◆ Task objective: Tally up the lines below with "screenshot" in them. Answer with the number only.

(Saved entries)
*****

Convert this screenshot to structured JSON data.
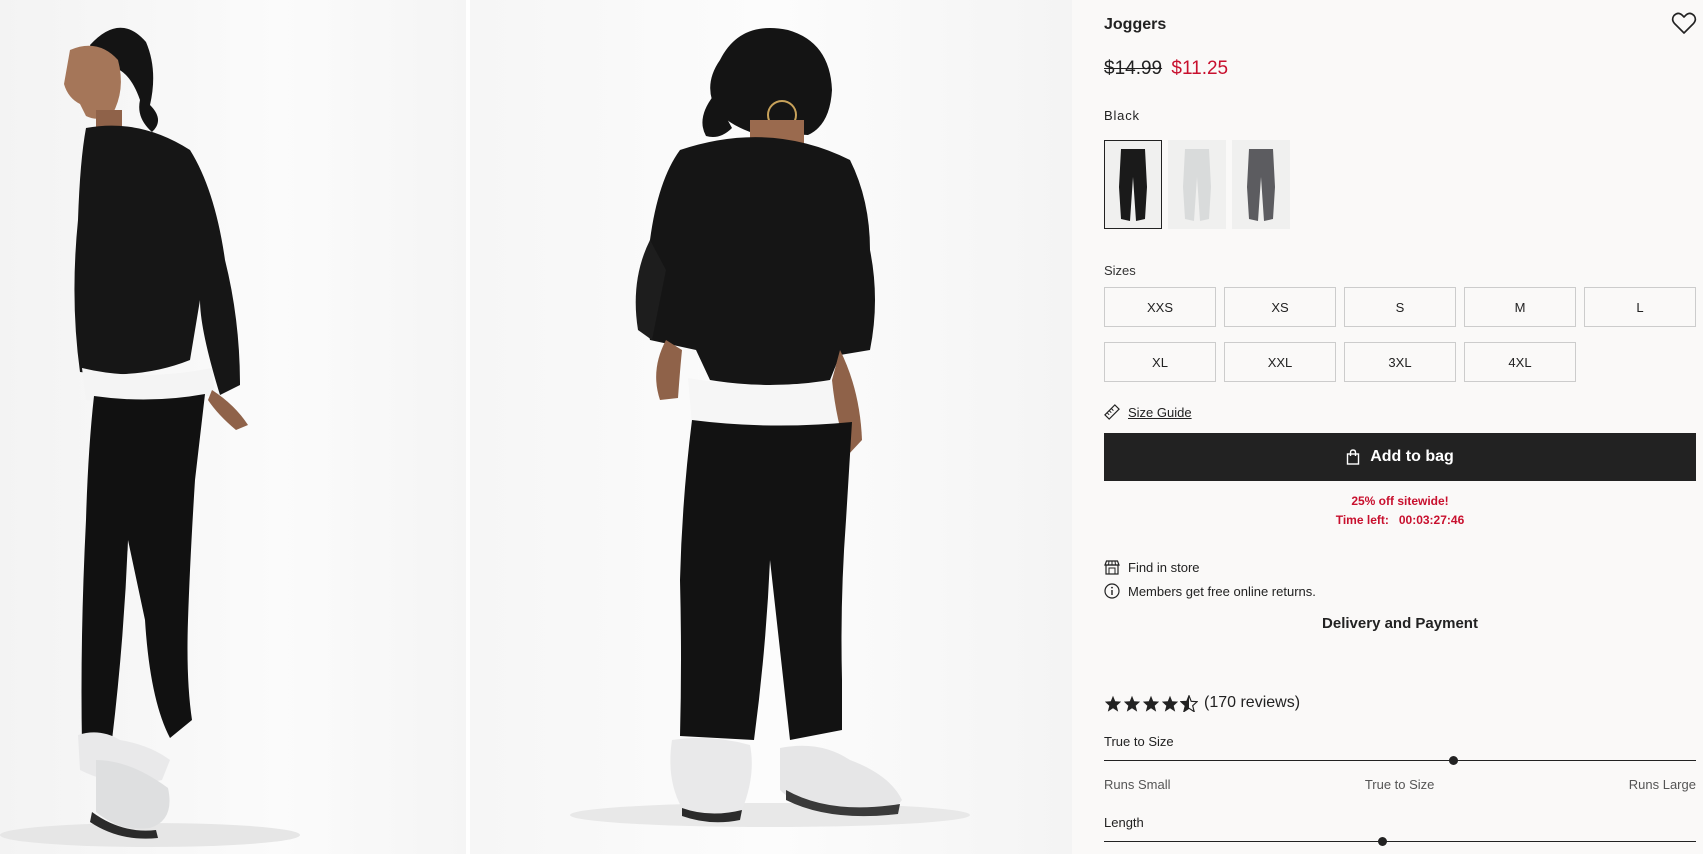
{
  "product": {
    "title": "Joggers",
    "price_original": "$14.99",
    "price_sale": "$11.25",
    "color_label": "Black",
    "colors": [
      {
        "name": "Black",
        "hex": "#1a1a1a",
        "selected": true
      },
      {
        "name": "Light grey",
        "hex": "#d9dbdb",
        "selected": false
      },
      {
        "name": "Dark grey",
        "hex": "#5c5c60",
        "selected": false
      }
    ]
  },
  "sizes": {
    "label": "Sizes",
    "options": [
      "XXS",
      "XS",
      "S",
      "M",
      "L",
      "XL",
      "XXL",
      "3XL",
      "4XL"
    ]
  },
  "size_guide_label": "Size Guide",
  "add_to_bag_label": "Add to bag",
  "promo": {
    "headline": "25% off sitewide!",
    "time_left_label": "Time left:",
    "time_left_value": "00:03:27:46"
  },
  "find_in_store_label": "Find in store",
  "free_returns_label": "Members get free online returns.",
  "delivery_label": "Delivery and Payment",
  "reviews": {
    "rating": 4.5,
    "count_label": "(170 reviews)"
  },
  "fit": [
    {
      "label": "True to Size",
      "value": 0.59,
      "scale": [
        "Runs Small",
        "True to Size",
        "Runs Large"
      ]
    },
    {
      "label": "Length",
      "value": 0.47
    }
  ],
  "icons": {
    "wishlist": "heart-icon",
    "size_guide": "ruler-icon",
    "bag": "shopping-bag-icon",
    "store": "store-icon",
    "info": "info-icon",
    "star": "star-icon"
  },
  "colors": {
    "sale_red": "#c8102e",
    "button_dark": "#222222",
    "panel_bg": "#faf9f8"
  }
}
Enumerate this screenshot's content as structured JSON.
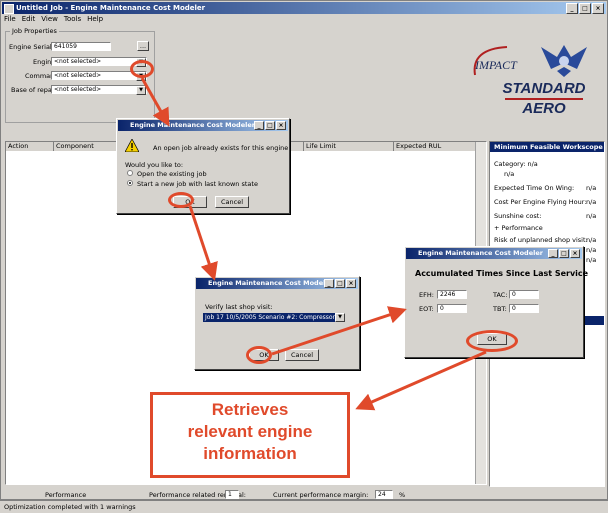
{
  "window": {
    "title": "Untitled Job - Engine Maintenance Cost Modeler"
  },
  "menu": [
    "File",
    "Edit",
    "View",
    "Tools",
    "Help"
  ],
  "job_properties": {
    "group_label": "Job Properties",
    "serial_label": "Engine Serial #:",
    "serial_value": "641059",
    "serial_btn": "...",
    "engine_label": "Engine:",
    "engine_value": "<not selected>",
    "command_label": "Command:",
    "command_value": "<not selected>",
    "base_label": "Base of repair:",
    "base_value": "<not selected>"
  },
  "logos": {
    "impact": "IMPACT",
    "standard": "STANDARD",
    "aero": "AERO"
  },
  "table": {
    "columns": [
      "Action",
      "Component",
      "Life Limit",
      "Expected RUL"
    ]
  },
  "side_panel": {
    "header": "Minimum Feasible Workscope",
    "category_label": "Category: n/a",
    "category_value": "n/a",
    "rows": [
      {
        "label": "Expected Time On Wing:",
        "value": "n/a"
      },
      {
        "label": "Cost Per Engine Flying Hour:",
        "value": "n/a"
      },
      {
        "label": "Sunshine cost:",
        "value": "n/a"
      }
    ],
    "performance": "+ Performance",
    "extra_rows": [
      {
        "label": "Risk of unplanned shop visit:",
        "value": "n/a"
      }
    ],
    "extra_values": [
      "n/a",
      "n/a"
    ]
  },
  "dialog1": {
    "title": "Engine Maintenance Cost Modeler",
    "message": "An open job already exists for this engine",
    "question": "Would you like to:",
    "option1": "Open the existing job",
    "option2": "Start a new job with last known state",
    "ok": "OK",
    "cancel": "Cancel"
  },
  "dialog2": {
    "title": "Engine Maintenance Cost Modeler",
    "label": "Verify last shop visit:",
    "value": "Job 17    10/5/2005    Scenario #2: Compressor F",
    "ok": "OK",
    "cancel": "Cancel"
  },
  "dialog3": {
    "title": "Engine Maintenance Cost Modeler",
    "heading": "Accumulated Times Since Last Service",
    "efh_label": "EFH:",
    "efh_value": "2246",
    "tac_label": "TAC:",
    "tac_value": "0",
    "eot_label": "EOT:",
    "eot_value": "0",
    "tbt_label": "TBT:",
    "tbt_value": "0",
    "ok": "OK"
  },
  "callout": {
    "line1": "Retrieves",
    "line2": "relevant engine",
    "line3": "information"
  },
  "bottom": {
    "performance_label": "Performance",
    "removal_label": "Performance related removal:",
    "removal_value": "1",
    "margin_label": "Current performance margin:",
    "margin_value": "24",
    "margin_unit": "%"
  },
  "status": {
    "text": "Optimization completed with 1 warnings"
  },
  "colors": {
    "accent": "#e04a2b",
    "titlebar": "#0a246a",
    "selection": "#0a246a"
  }
}
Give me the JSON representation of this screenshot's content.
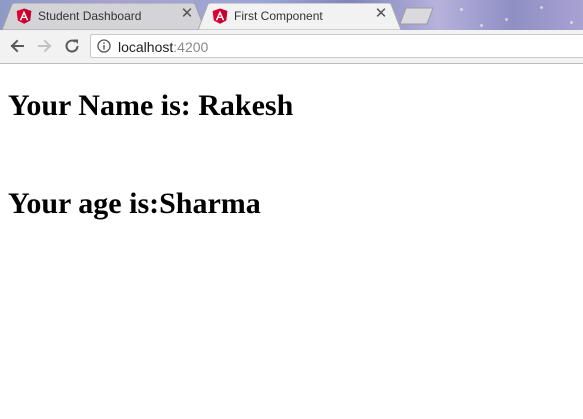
{
  "browser": {
    "tabs": [
      {
        "title": "Student Dashboard",
        "active": false,
        "icon": "angular-logo-icon"
      },
      {
        "title": "First Component",
        "active": true,
        "icon": "angular-logo-icon"
      }
    ],
    "address_host": "localhost",
    "address_port": ":4200",
    "colors": {
      "angular_red": "#dd0031",
      "toolbar": "#f2f2f2"
    }
  },
  "page": {
    "name_label": "Your Name is: Rakesh",
    "age_label": "Your age is:Sharma"
  }
}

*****

◆ Exercise answer: 3